A complete answer lists every line of the entries below where the string "Word" appears.

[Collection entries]

==================================================

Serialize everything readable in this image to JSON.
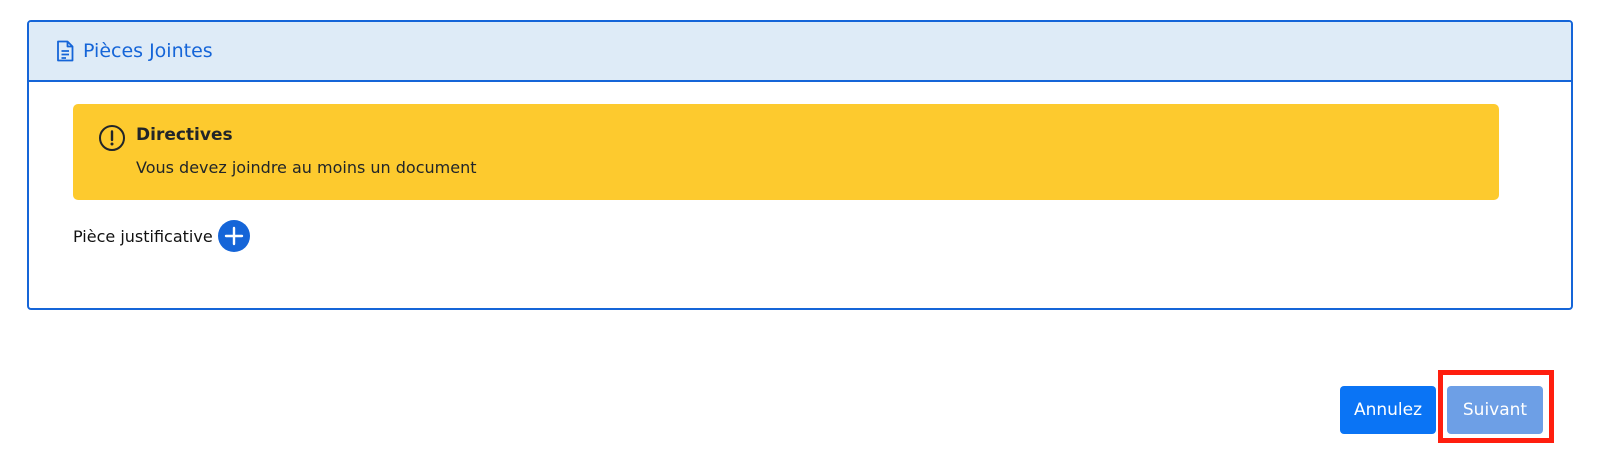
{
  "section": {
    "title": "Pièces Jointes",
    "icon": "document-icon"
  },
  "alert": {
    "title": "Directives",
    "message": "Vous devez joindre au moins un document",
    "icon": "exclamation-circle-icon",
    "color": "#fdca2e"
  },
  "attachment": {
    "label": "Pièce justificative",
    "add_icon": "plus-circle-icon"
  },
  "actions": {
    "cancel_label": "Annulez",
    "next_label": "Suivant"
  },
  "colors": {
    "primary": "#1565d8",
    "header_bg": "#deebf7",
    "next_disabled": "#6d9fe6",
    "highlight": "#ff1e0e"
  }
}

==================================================

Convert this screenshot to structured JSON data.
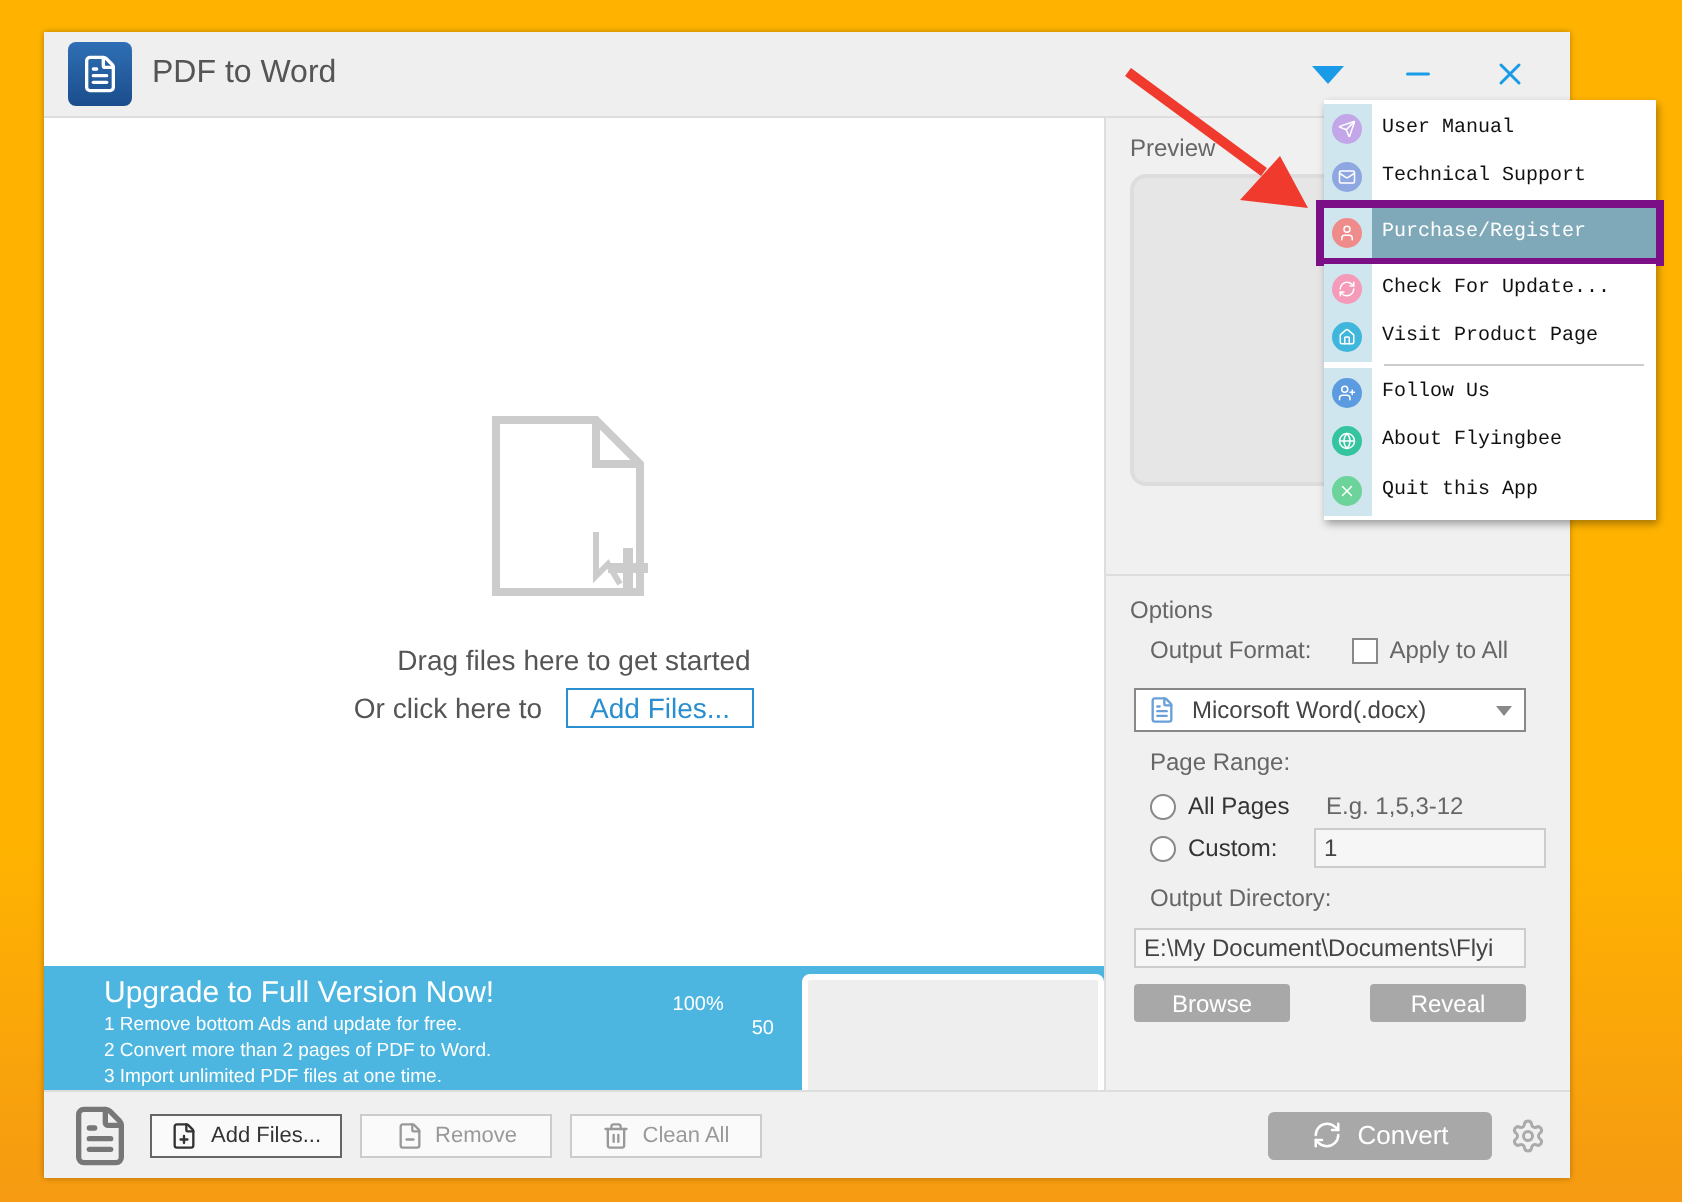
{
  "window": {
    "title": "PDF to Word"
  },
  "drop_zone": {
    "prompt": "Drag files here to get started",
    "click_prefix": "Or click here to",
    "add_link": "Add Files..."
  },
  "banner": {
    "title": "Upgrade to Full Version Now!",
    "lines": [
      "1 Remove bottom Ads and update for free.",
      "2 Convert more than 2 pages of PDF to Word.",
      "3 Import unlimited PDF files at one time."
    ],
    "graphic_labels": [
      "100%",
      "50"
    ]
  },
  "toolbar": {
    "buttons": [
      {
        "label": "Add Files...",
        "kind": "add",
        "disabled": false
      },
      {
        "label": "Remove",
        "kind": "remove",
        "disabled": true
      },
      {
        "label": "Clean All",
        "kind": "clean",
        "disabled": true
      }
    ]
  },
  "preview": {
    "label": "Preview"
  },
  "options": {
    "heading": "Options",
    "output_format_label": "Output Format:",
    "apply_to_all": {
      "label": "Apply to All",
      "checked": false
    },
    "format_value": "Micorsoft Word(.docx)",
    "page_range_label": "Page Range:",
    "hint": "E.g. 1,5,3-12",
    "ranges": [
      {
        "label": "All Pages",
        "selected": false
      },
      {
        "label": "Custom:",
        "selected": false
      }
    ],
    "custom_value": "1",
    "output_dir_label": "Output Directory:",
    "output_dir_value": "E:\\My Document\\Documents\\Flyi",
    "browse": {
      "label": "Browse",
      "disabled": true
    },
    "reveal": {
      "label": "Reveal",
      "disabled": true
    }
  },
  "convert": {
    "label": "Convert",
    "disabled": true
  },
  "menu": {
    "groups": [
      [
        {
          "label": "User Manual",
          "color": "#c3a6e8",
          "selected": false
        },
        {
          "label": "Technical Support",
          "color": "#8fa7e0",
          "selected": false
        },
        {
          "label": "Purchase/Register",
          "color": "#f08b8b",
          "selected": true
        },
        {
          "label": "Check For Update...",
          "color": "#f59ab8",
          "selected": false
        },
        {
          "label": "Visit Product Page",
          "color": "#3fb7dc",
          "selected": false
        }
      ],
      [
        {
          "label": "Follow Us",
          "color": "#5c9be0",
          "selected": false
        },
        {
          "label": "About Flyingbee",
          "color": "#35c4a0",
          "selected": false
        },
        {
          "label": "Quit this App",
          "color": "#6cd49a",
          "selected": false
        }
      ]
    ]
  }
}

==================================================

WRITTEN RESPONSE:
    "title": "PDF to Word"
      "2 Convert more than 2 pages of PDF to Word.",
    "format_value": "Micorsoft Word(.docx)",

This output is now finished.